Exercise instructions -> The entries are to be output in full, word for word.

Recorded information ->
################

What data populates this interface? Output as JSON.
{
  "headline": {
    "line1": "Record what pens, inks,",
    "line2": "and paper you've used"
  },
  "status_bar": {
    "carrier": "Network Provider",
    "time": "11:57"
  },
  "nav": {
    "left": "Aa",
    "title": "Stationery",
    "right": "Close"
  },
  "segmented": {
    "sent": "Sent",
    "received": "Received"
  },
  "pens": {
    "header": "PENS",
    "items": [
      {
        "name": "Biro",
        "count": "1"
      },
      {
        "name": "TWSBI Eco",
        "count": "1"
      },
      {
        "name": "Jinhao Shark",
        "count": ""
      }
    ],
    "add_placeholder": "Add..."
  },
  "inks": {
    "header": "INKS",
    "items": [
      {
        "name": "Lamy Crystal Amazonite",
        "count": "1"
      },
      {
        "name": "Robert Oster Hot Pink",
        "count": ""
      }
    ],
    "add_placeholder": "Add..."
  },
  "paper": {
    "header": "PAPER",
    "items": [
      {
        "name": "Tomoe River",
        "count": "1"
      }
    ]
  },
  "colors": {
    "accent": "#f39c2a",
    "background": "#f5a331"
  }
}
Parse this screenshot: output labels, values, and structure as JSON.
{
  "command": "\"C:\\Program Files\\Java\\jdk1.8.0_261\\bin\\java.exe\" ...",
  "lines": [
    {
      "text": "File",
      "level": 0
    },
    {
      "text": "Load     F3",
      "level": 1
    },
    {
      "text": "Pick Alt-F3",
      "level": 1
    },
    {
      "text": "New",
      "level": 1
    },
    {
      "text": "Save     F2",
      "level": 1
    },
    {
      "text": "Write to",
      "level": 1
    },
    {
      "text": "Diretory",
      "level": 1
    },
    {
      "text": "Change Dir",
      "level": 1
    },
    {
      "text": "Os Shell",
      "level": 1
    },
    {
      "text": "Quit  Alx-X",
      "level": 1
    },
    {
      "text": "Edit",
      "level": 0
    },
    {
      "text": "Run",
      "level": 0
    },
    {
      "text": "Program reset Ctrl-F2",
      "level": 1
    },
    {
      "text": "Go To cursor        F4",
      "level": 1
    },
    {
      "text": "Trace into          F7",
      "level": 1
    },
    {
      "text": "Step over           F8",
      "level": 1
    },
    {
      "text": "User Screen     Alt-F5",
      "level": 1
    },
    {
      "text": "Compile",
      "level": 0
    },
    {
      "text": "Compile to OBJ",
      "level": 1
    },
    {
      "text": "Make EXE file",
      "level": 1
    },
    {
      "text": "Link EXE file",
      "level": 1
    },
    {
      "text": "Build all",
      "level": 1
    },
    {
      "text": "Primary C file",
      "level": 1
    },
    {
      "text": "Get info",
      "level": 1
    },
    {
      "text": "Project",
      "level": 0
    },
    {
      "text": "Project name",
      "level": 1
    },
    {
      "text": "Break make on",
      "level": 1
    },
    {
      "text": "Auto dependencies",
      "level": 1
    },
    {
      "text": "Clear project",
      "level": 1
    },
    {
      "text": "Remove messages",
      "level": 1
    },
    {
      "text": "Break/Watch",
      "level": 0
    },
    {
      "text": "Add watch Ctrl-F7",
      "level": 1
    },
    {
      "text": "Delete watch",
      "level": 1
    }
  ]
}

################

Reply to the task ->
What data populates this interface? Output as JSON.
{
  "headline": {
    "line1": "Record what pens, inks,",
    "line2": "and paper you've used"
  },
  "status_bar": {
    "carrier": "Network Provider",
    "time": "11:57"
  },
  "nav": {
    "left": "Aa",
    "title": "Stationery",
    "right": "Close"
  },
  "segmented": {
    "sent": "Sent",
    "received": "Received"
  },
  "pens": {
    "header": "PENS",
    "items": [
      {
        "name": "Biro",
        "count": "1"
      },
      {
        "name": "TWSBI Eco",
        "count": "1"
      },
      {
        "name": "Jinhao Shark",
        "count": ""
      }
    ],
    "add_placeholder": "Add..."
  },
  "inks": {
    "header": "INKS",
    "items": [
      {
        "name": "Lamy Crystal Amazonite",
        "count": "1"
      },
      {
        "name": "Robert Oster Hot Pink",
        "count": ""
      }
    ],
    "add_placeholder": "Add..."
  },
  "paper": {
    "header": "PAPER",
    "items": [
      {
        "name": "Tomoe River",
        "count": "1"
      }
    ]
  },
  "colors": {
    "accent": "#f39c2a",
    "background": "#f5a331"
  }
}
Parse this screenshot: output labels, values, and structure as JSON.
{
  "command": "\"C:\\Program Files\\Java\\jdk1.8.0_261\\bin\\java.exe\" ...",
  "lines": [
    {
      "text": "File",
      "level": 0
    },
    {
      "text": "Load     F3",
      "level": 1
    },
    {
      "text": "Pick Alt-F3",
      "level": 1
    },
    {
      "text": "New",
      "level": 1
    },
    {
      "text": "Save     F2",
      "level": 1
    },
    {
      "text": "Write to",
      "level": 1
    },
    {
      "text": "Diretory",
      "level": 1
    },
    {
      "text": "Change Dir",
      "level": 1
    },
    {
      "text": "Os Shell",
      "level": 1
    },
    {
      "text": "Quit  Alx-X",
      "level": 1
    },
    {
      "text": "Edit",
      "level": 0
    },
    {
      "text": "Run",
      "level": 0
    },
    {
      "text": "Program reset Ctrl-F2",
      "level": 1
    },
    {
      "text": "Go To cursor        F4",
      "level": 1
    },
    {
      "text": "Trace into          F7",
      "level": 1
    },
    {
      "text": "Step over           F8",
      "level": 1
    },
    {
      "text": "User Screen     Alt-F5",
      "level": 1
    },
    {
      "text": "Compile",
      "level": 0
    },
    {
      "text": "Compile to OBJ",
      "level": 1
    },
    {
      "text": "Make EXE file",
      "level": 1
    },
    {
      "text": "Link EXE file",
      "level": 1
    },
    {
      "text": "Build all",
      "level": 1
    },
    {
      "text": "Primary C file",
      "level": 1
    },
    {
      "text": "Get info",
      "level": 1
    },
    {
      "text": "Project",
      "level": 0
    },
    {
      "text": "Project name",
      "level": 1
    },
    {
      "text": "Break make on",
      "level": 1
    },
    {
      "text": "Auto dependencies",
      "level": 1
    },
    {
      "text": "Clear project",
      "level": 1
    },
    {
      "text": "Remove messages",
      "level": 1
    },
    {
      "text": "Break/Watch",
      "level": 0
    },
    {
      "text": "Add watch Ctrl-F7",
      "level": 1
    },
    {
      "text": "Delete watch",
      "level": 1
    }
  ]
}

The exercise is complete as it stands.